Water tower works

Alex Ford

THE work on the Sale Water Tower project is nearly finished, with the interior next to be completed.

Historian Peter Synan wants the lower floors to be a museum detailing the history of Sale’s water supply.

This will include information about John Grainger, who designed the tower and the Swing Bridge, and Johann Niemann, who was a pioneer in early artesian water systems.

The top floor will have an observation deck, with 360 degree views of Victoria Park, Sale Primary School, and St Paul’s Anglican Cathedral.

Mr Synan said it was interesting that the modern “martini glass” water tower, and the 1960s-era concrete tower, were all visible.

The water towers were all built along the Cunninghame St water main.

“There’ll be storyboards (in the observation deck) that focus on what you can see out the windows,” he said.

“For example, the coronation gates of George VI (out the front of Victoria Park).”

The displays on the lower floors will also include artefacts like vintage gauges and valves, with a television on the ground floor showing videos from the top floor, so everyone can experience the views.

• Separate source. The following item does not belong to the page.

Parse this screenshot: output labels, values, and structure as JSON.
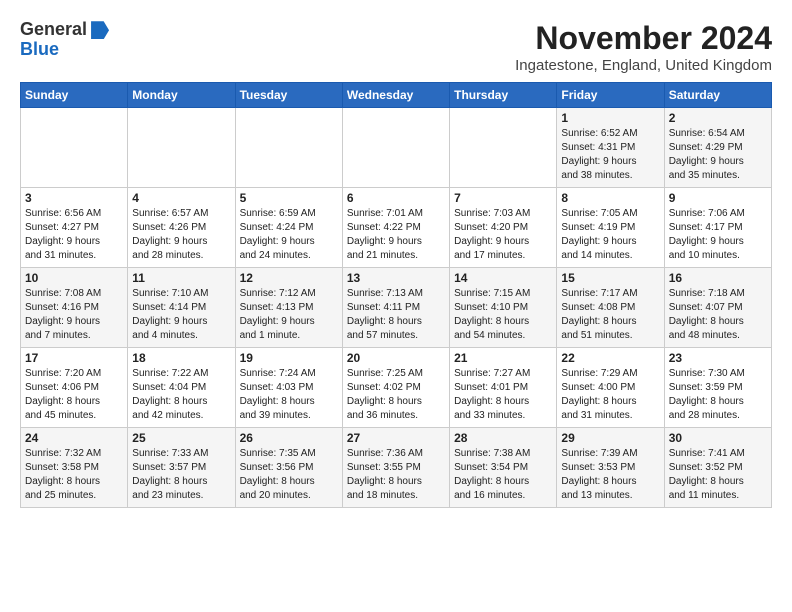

While there’s still a lot to be done, Mr Synan is aiming for gallery-standard lighting, “to make it really special and worthy of the building”, and would like the tower to be lit up at night.

The building was still producing surprises as work continues.

“It’s a lovely space for acoustic properties,” he said.

“I had someone come in the other day burst into song, and it was absolutely amazing.

“I’ve never heard such a terrific sound.”

The project should be finished about the same time as the wider upgrades to Victoria Park, which include brick edging and lights on the paths, refurbished garden bed and irrigation upgrades, and interpretive signs for other historical features.

The park has a restored rotunda, a memorial for children forcibly adopted and separated from their mothers, and an ornamental duck pond, as well as the newer water tower.

Consultation from the community has been incorporated in the design, and Wellington Shire Council aims to finish the works by Christmas.

The current path will be extended around the water tower, and to the front door, Mr Synan added.

“We need some airflow underneath, so they’ve agreed to grade away some soil to expose the existing vents, and then there’ll be a gravel path around the building,” he said.

How often the building opens to the public is something Mr Synan is still trying to work out.

“It’ll be open regularly; at this stage I’m looking at on-demand a fair bit,” he said.

“Everyone in Sale and district will want to visit, so we’re looking at beginning with a weekly opening, if we can find some volunteers.”

The project’s GoFundMe is still active, and sponsorship is being sought to fund the finishing touches.